WHAT YOU HAVE TO DO ▸ Reproduce the full listing without a single change.

SUPPLIED RECORDS ▸
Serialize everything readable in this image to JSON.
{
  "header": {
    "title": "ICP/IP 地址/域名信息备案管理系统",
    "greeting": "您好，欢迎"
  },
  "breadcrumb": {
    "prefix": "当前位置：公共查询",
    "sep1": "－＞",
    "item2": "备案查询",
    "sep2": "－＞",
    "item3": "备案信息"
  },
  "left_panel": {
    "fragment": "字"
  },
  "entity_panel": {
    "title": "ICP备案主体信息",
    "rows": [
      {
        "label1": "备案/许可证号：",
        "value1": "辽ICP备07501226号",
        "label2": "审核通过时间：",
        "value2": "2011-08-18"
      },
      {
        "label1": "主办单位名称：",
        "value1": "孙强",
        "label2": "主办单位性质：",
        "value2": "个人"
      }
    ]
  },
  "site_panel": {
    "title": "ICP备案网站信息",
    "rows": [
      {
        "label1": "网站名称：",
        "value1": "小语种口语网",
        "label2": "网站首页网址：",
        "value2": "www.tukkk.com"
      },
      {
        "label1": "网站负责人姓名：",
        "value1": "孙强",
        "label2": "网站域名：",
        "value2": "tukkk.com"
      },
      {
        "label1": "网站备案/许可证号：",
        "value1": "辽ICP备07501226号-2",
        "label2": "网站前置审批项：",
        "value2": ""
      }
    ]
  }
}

SOLUTION BELOW ▸
Serialize everything readable in this image to JSON.
{
  "header": {
    "title": "ICP/IP 地址/域名信息备案管理系统",
    "greeting": "您好，欢迎"
  },
  "breadcrumb": {
    "prefix": "当前位置：公共查询",
    "sep1": "－＞",
    "item2": "备案查询",
    "sep2": "－＞",
    "item3": "备案信息"
  },
  "left_panel": {
    "fragment": "字"
  },
  "entity_panel": {
    "title": "ICP备案主体信息",
    "rows": [
      {
        "label1": "备案/许可证号：",
        "value1": "辽ICP备07501226号",
        "label2": "审核通过时间：",
        "value2": "2011-08-18"
      },
      {
        "label1": "主办单位名称：",
        "value1": "孙强",
        "label2": "主办单位性质：",
        "value2": "个人"
      }
    ]
  },
  "site_panel": {
    "title": "ICP备案网站信息",
    "rows": [
      {
        "label1": "网站名称：",
        "value1": "小语种口语网",
        "label2": "网站首页网址：",
        "value2": "www.tukkk.com"
      },
      {
        "label1": "网站负责人姓名：",
        "value1": "孙强",
        "label2": "网站域名：",
        "value2": "tukkk.com"
      },
      {
        "label1": "网站备案/许可证号：",
        "value1": "辽ICP备07501226号-2",
        "label2": "网站前置审批项：",
        "value2": ""
      }
    ]
  }
}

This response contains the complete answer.